__EXERCISE BRIEF__
One line at a time, check the entries below for the word "data", and copy each line that has it.

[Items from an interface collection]

────

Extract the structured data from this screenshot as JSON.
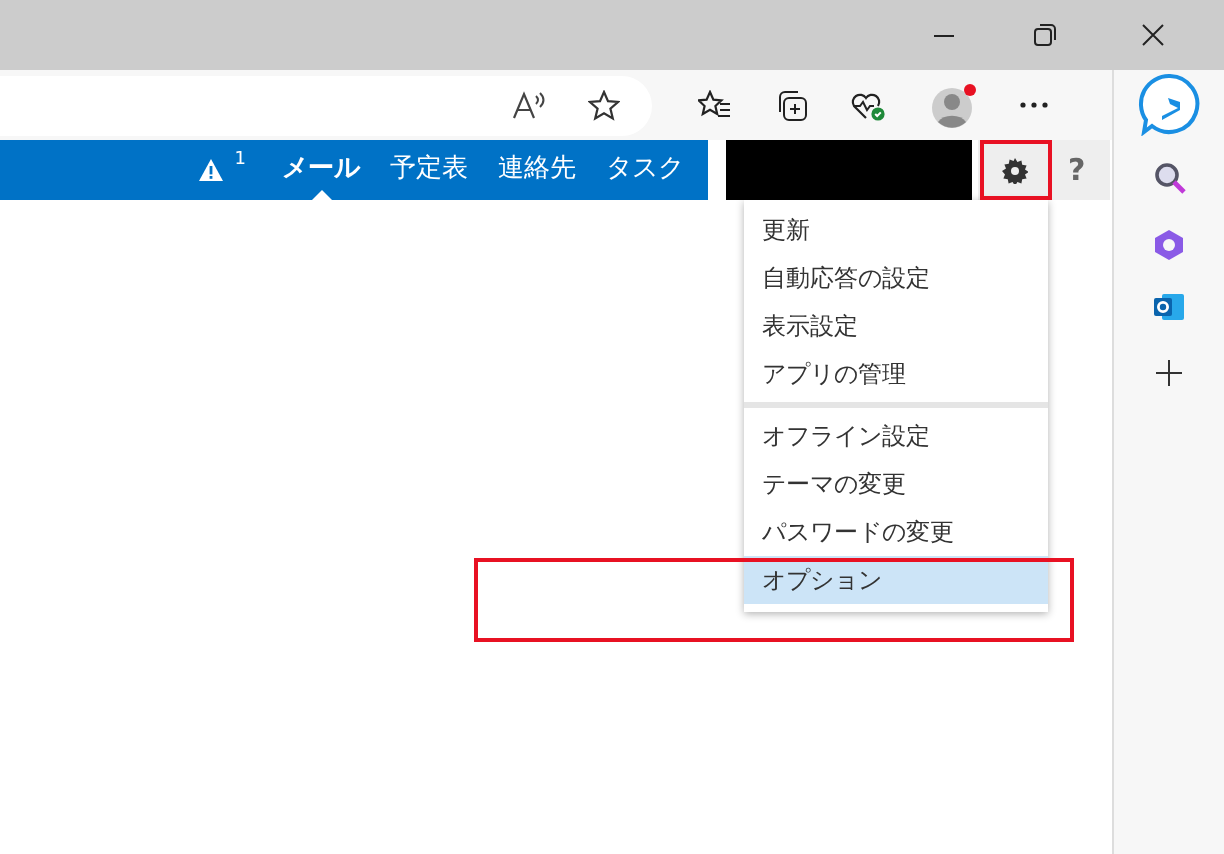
{
  "nav": {
    "alert_count": "1",
    "tabs": [
      {
        "label": "メール",
        "selected": true
      },
      {
        "label": "予定表",
        "selected": false
      },
      {
        "label": "連絡先",
        "selected": false
      },
      {
        "label": "タスク",
        "selected": false
      }
    ],
    "help": "?"
  },
  "settings_menu": {
    "groups": [
      {
        "items": [
          {
            "label": "更新",
            "selected": false
          },
          {
            "label": "自動応答の設定",
            "selected": false
          },
          {
            "label": "表示設定",
            "selected": false
          },
          {
            "label": "アプリの管理",
            "selected": false
          }
        ]
      },
      {
        "items": [
          {
            "label": "オフライン設定",
            "selected": false
          },
          {
            "label": "テーマの変更",
            "selected": false
          },
          {
            "label": "パスワードの変更",
            "selected": false
          },
          {
            "label": "オプション",
            "selected": true
          }
        ]
      }
    ]
  }
}
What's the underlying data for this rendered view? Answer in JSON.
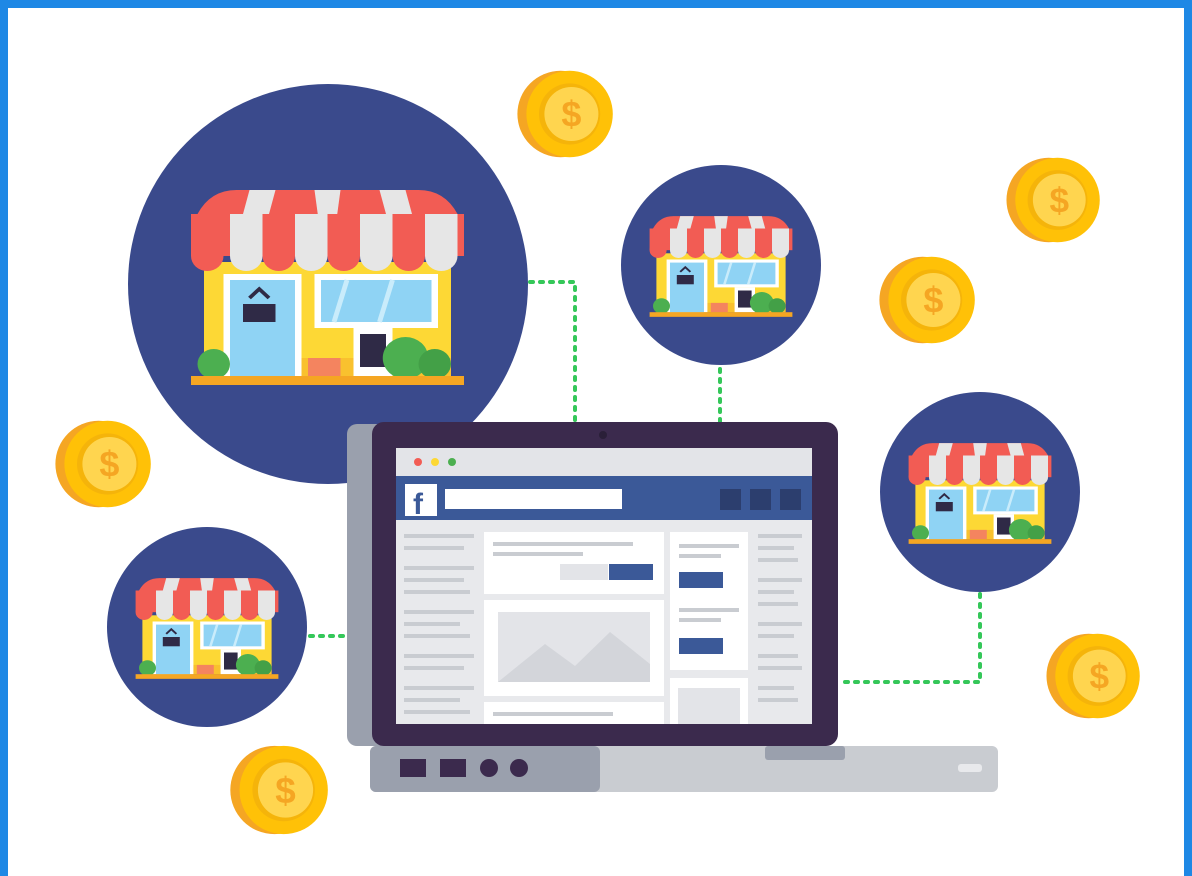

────

__ANSWER SECTION__
Extract the structured data from this screenshot as JSON.
What's the underlying data for this rendered view? Answer in JSON.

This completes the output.